WORK INSTRUCTION:
Pick each line containing the word "user" out of the data below.

*** Block opens ***

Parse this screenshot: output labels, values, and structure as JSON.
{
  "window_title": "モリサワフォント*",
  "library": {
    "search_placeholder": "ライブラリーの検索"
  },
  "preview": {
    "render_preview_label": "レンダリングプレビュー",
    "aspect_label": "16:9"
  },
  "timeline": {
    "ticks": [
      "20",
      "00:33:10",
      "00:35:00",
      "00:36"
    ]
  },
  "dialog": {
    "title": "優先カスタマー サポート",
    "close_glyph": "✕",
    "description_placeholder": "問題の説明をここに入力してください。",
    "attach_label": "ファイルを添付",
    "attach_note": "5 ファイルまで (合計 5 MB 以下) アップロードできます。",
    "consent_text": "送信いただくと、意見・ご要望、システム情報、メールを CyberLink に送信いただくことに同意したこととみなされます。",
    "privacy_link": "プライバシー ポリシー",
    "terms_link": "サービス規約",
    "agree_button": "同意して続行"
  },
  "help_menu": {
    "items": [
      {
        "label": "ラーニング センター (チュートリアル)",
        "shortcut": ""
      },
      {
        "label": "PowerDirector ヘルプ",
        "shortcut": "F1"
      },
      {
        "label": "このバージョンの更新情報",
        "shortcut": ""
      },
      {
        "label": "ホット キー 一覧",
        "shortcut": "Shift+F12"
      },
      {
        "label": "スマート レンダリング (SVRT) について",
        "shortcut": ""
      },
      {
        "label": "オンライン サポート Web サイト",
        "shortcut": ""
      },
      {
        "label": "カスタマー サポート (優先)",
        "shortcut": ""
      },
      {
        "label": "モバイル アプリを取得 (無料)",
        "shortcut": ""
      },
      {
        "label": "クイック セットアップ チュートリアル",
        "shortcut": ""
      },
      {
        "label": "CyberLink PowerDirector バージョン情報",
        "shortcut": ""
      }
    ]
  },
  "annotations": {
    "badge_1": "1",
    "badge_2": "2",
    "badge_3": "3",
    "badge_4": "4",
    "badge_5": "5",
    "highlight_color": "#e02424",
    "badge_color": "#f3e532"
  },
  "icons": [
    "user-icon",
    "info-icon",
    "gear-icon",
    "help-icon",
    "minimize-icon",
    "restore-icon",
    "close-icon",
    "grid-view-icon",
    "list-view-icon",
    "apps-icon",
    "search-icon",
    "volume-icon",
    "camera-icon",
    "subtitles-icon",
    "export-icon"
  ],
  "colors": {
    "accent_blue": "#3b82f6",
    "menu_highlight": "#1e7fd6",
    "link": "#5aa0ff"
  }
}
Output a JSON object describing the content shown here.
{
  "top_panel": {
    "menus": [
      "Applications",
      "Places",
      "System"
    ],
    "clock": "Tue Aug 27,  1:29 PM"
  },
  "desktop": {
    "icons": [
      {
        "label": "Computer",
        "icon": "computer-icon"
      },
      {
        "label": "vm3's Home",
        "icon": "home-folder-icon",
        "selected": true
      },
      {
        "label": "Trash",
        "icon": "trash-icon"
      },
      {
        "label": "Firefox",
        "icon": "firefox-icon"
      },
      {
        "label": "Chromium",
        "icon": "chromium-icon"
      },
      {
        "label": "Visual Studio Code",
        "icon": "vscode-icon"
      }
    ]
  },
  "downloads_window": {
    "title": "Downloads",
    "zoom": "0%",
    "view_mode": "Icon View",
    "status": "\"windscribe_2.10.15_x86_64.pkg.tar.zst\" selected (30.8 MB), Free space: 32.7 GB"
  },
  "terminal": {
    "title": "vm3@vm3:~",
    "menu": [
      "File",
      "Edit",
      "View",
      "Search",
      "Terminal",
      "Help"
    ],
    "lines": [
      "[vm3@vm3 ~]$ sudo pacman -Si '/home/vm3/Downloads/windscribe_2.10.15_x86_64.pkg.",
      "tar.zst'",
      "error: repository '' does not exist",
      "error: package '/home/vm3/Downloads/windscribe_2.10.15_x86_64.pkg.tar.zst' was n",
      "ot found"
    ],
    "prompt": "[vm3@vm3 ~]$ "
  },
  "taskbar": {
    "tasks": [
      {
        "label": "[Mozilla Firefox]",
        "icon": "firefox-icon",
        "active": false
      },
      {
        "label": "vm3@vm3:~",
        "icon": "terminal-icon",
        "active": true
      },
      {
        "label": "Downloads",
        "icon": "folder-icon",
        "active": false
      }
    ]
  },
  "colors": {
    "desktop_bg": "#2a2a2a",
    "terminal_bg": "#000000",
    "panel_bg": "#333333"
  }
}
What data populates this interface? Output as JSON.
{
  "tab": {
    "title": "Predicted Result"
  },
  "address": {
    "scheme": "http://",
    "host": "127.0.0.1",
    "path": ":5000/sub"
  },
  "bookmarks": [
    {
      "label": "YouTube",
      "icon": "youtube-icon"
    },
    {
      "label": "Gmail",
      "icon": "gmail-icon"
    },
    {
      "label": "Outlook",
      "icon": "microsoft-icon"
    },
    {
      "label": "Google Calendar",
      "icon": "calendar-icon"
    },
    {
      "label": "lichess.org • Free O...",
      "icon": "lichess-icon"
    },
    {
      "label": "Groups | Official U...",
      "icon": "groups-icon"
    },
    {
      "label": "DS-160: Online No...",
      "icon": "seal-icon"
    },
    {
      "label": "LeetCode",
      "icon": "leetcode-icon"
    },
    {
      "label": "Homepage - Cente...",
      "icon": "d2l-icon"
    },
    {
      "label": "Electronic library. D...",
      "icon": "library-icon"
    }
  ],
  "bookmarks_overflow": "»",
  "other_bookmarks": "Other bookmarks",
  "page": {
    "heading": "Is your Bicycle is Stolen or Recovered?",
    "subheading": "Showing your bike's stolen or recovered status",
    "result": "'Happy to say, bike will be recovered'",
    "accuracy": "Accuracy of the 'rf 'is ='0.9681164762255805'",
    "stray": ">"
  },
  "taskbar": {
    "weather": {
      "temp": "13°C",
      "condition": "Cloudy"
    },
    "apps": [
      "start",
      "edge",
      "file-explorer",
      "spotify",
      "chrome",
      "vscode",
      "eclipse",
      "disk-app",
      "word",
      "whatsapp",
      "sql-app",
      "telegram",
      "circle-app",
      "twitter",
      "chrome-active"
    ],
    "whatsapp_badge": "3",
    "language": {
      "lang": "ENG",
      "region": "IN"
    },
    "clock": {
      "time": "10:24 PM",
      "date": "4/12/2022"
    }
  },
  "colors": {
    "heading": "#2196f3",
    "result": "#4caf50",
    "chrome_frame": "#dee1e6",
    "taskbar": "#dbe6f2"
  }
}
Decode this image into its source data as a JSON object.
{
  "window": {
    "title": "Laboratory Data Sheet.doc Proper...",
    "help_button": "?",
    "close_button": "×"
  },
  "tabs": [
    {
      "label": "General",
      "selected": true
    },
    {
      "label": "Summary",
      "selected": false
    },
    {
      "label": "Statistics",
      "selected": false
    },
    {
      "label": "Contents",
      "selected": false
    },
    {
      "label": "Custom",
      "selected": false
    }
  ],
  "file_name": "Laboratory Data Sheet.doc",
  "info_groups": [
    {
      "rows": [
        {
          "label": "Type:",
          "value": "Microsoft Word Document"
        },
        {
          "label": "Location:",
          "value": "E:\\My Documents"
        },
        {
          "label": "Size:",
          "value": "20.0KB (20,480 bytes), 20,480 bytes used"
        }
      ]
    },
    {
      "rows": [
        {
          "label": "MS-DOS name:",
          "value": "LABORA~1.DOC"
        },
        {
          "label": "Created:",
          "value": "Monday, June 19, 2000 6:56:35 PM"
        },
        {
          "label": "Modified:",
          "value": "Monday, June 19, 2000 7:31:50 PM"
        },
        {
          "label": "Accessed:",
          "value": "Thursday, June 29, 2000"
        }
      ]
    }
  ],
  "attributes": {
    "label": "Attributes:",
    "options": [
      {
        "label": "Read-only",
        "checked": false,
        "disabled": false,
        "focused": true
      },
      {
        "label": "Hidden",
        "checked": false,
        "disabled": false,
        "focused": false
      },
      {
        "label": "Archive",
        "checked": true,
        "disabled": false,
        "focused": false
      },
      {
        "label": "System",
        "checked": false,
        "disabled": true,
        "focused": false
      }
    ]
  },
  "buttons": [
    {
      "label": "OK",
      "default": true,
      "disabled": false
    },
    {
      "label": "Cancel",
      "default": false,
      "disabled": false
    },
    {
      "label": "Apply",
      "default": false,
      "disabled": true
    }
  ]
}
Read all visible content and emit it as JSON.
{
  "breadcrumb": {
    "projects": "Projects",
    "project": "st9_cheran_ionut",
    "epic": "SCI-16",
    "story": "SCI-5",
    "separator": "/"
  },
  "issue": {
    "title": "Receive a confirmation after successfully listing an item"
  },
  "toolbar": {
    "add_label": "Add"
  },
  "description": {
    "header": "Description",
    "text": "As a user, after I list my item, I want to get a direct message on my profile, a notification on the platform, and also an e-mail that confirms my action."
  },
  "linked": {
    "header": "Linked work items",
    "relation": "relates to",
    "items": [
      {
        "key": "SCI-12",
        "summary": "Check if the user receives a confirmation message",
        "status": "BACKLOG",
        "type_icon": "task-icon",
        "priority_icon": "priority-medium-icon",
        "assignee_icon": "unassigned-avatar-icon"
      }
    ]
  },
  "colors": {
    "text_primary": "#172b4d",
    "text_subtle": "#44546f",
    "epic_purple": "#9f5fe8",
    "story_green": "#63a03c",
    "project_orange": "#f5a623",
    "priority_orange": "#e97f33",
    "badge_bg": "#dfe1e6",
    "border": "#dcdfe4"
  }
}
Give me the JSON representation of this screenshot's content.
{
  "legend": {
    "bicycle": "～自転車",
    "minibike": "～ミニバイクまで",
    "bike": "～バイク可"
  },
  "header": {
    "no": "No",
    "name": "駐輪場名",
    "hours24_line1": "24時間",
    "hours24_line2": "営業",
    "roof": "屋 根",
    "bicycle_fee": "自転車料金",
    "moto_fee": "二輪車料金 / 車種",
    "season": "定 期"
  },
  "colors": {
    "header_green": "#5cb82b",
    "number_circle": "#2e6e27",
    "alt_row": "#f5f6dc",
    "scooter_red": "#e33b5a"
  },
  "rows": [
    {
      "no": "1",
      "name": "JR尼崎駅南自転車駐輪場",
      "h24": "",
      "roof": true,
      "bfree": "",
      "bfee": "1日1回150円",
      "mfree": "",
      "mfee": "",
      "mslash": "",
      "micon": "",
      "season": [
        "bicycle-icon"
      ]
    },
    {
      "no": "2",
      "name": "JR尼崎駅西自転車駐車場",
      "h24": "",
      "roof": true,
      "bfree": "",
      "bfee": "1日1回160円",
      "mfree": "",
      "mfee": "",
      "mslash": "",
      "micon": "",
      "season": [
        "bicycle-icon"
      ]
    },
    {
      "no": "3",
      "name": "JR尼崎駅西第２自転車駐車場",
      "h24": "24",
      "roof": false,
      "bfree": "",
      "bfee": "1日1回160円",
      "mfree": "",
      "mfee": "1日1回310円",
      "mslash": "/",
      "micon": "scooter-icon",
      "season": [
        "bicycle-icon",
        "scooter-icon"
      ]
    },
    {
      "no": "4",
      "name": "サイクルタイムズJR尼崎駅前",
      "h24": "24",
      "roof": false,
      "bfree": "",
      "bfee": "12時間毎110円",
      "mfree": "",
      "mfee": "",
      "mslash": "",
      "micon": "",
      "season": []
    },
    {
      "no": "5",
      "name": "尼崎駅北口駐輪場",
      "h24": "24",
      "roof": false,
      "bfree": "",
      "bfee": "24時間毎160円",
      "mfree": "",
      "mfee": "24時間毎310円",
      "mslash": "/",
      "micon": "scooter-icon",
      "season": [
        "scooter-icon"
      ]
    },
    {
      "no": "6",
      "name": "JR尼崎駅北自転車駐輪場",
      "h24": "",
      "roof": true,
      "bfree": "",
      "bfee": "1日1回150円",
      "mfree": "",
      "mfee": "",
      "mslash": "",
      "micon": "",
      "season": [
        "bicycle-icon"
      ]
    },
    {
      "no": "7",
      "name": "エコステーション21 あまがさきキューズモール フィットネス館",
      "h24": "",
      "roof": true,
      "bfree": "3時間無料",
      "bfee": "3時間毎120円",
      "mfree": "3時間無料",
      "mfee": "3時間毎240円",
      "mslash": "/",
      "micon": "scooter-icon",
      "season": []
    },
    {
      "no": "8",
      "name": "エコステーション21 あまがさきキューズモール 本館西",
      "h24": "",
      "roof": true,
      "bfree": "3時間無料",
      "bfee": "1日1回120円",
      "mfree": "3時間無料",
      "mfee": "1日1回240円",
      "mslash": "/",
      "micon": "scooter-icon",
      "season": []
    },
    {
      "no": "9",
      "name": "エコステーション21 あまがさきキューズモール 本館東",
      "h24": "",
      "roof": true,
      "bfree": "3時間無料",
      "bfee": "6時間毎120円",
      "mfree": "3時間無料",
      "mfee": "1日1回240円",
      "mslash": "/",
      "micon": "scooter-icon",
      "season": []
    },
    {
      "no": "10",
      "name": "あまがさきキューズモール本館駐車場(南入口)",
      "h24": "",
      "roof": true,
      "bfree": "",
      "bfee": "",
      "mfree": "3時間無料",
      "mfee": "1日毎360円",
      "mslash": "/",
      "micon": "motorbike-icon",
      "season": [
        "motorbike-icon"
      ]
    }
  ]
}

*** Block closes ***

RESULT OF THE TASK:
    "user-icon",
    "text": "As a user, after I list my item, I want to get a direct message on my profile, a notification on the platform, and also an e-mail that confirms my action."
        "summary": "Check if the user receives a confirmation message",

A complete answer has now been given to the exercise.